I am glad of the opportunity to raise this at such short notice. Recently, I met a family from Killarney, Steve O'Mahony, his wife, Teresa, and their daughter, Alexis. I want to raise an issue on their behalf. We discussed a cut that has been made to disability funding. This cut was not made by the HSE or the Department of Health. It is the removal of funding for ceiling track hoists from housing adaptation grants. Alexis is six years old next week. She has cerebral palsy, quadriplegia, subluxation of her right hip and a high risk of aspiration, that is food or drink going in to her lungs. Alexis is completely dependent for her daily care. She requires constant repositioning for washing and to prevent injury, and she needs two people to hoist her.
The Minister of State will be aware of housing adaptation grants. Kerry County Council has a budget of €3 million to spend on housing adaptation grants, which help our elderly and disabled family members, making life easier for them living in the community. Grants are available to make repairs or improvements to their homes. According to a letter received last month by Mr. Steve O'Mahony, in September 2020 the Department of Housing, Heritage and Local Government informed local authorities that ceiling hoists should not be included in the housing adaptation grant.
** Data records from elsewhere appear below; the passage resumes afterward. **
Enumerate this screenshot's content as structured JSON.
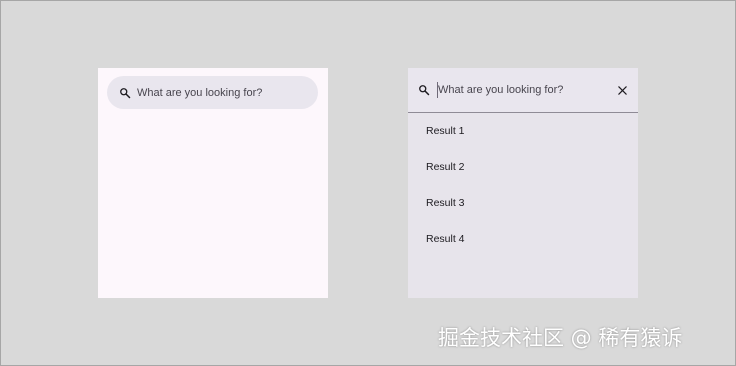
{
  "collapsed_search": {
    "placeholder": "What are you looking for?",
    "icon": "search-icon"
  },
  "expanded_search": {
    "placeholder": "What are you looking for?",
    "icon": "search-icon",
    "clear_icon": "close-icon",
    "results": [
      {
        "label": "Result 1"
      },
      {
        "label": "Result 2"
      },
      {
        "label": "Result 3"
      },
      {
        "label": "Result 4"
      }
    ]
  },
  "watermark": {
    "text": "掘金技术社区 @ 稀有猿诉"
  },
  "colors": {
    "background": "#d9d9d9",
    "surface_light": "#fdf7fc",
    "search_bar": "#e9e6ee",
    "surface_expanded": "#e7e4eb",
    "text_primary": "#1d1b20",
    "text_secondary": "#48454e"
  }
}
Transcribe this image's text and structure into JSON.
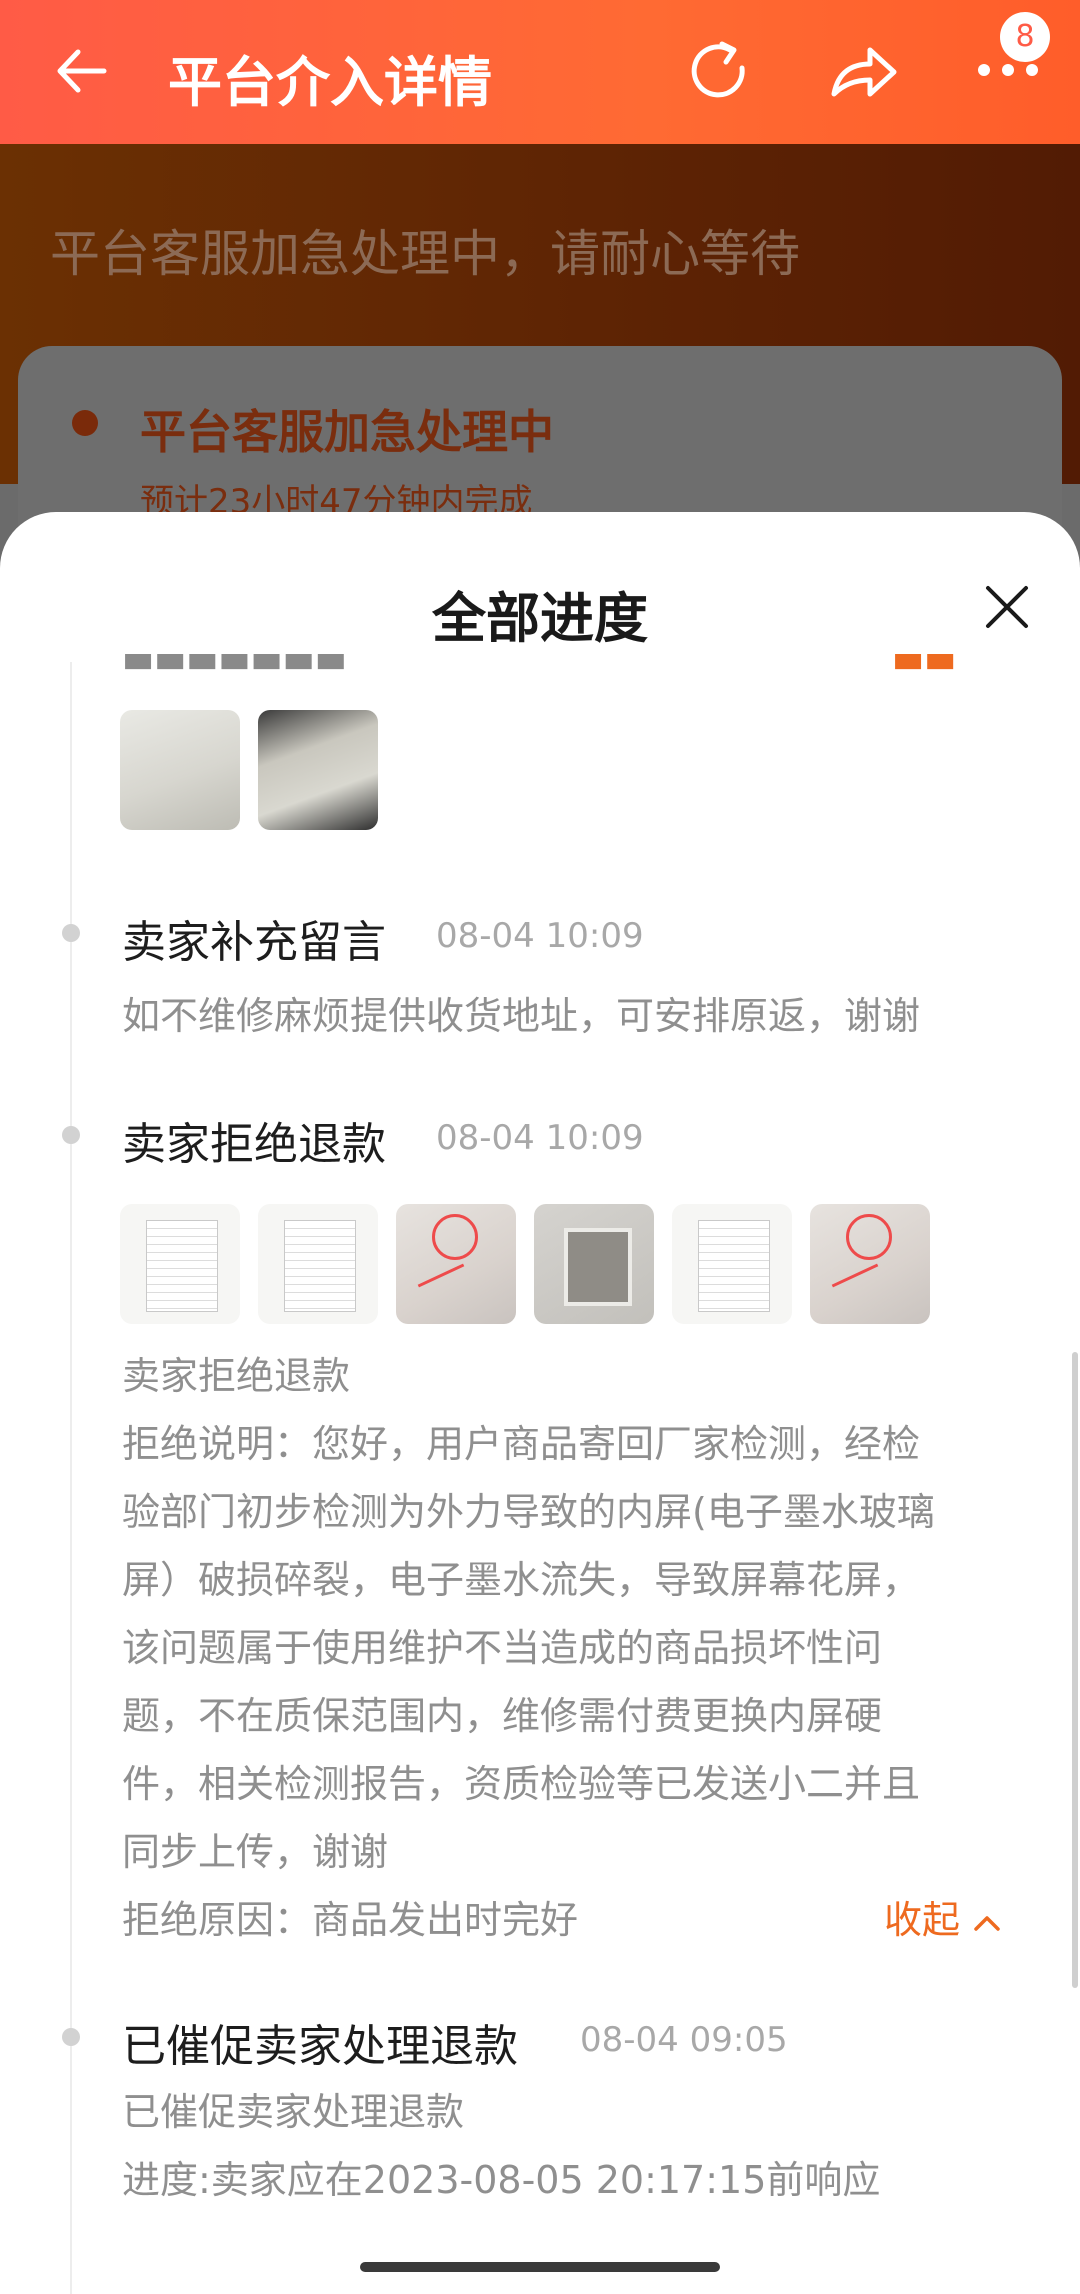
{
  "header": {
    "title": "平台介入详情",
    "badge_count": "8",
    "icons": [
      "back-arrow-icon",
      "refresh-icon",
      "share-icon",
      "more-icon"
    ]
  },
  "background_page": {
    "status_text": "平台客服加急处理中，请耐心等待",
    "card_title": "平台客服加急处理中",
    "card_subtitle": "预计23小时47分钟内完成"
  },
  "sheet": {
    "title": "全部进度",
    "events": [
      {
        "title": "卖家补充留言",
        "time": "08-04 10:09",
        "text": "如不维修麻烦提供收货地址，可安排原返，谢谢"
      },
      {
        "title": "卖家拒绝退款",
        "time": "08-04 10:09",
        "lines": [
          "卖家拒绝退款",
          "拒绝说明：您好，用户商品寄回厂家检测，经检",
          "验部门初步检测为外力导致的内屏(电子墨水玻璃",
          "屏）破损碎裂，电子墨水流失，导致屏幕花屏，",
          "该问题属于使用维护不当造成的商品损坏性问",
          "题，不在质保范围内，维修需付费更换内屏硬",
          "件，相关检测报告，资质检验等已发送小二并且",
          "同步上传，谢谢",
          "拒绝原因：商品发出时完好"
        ],
        "collapse_label": "收起"
      },
      {
        "title": "已催促卖家处理退款",
        "time": "08-04 09:05",
        "lines": [
          "已催促卖家处理退款",
          "进度:卖家应在2023-08-05 20:17:15前响应"
        ]
      }
    ]
  },
  "colors": {
    "header_orange": "#ff5b46",
    "accent_orange": "#ee6a1f",
    "secondary_text": "#8f8f8f",
    "timestamp_gray": "#a8a8a8"
  }
}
Since then, most local authorities no longer provide funding for the provision of the hoist itself although they may fund the structural works, that is, to place hoist tracks in the ceilings. Mr. O'Mahony had raised this issue in July last year and he was told by the Department that departmental officials were engaging with the HSE. That was in July. Again, in September, following a question, he learned that officials were still engaging with the HSE.
While these discussions take place, however, those with disabilities, their carers and their families are suffering. Steve, Teresa and Alexis have a quotation for €5,000 for the provision and supply of a ceiling track hoist. According to Alexis's occupational therapist, OT, a hoist will improve the efficiency of lifting, improve Alexis's quality of care, require fewer caregivers, decrease her care needs and reduce physical discomfort and injury to her five-year-old body parts. It facilitates more time to her parents to provide care for their child. Alexis has other equipment needs that occupy a lot of floor space and, as she grows, it is highly recommended, again by the occupational therapist, that a ceiling hoist will ensure comfortable mobility and a dignified experience for Alexis and her carers. It will give this family a break. This is essential for this family.
Families like the O'Mahonys are already struggling with the physical, mental and financial costs of care. There is, according to the OT, a risk of a high incidence of musculoskeletal injuries among caregivers. Teresa, Alexis's mother, already has back injuries as a result. Decisions like these, or the lack of a decision in this case, exacerbates and compounds their struggles. I am asking the Minister of State to make a decision that basic fairness to this family and fairness to people with disabilities demands. Their home is ready to go. Will the Minister of State reverse the decision, please, and allow funding for these essential works from housing grants?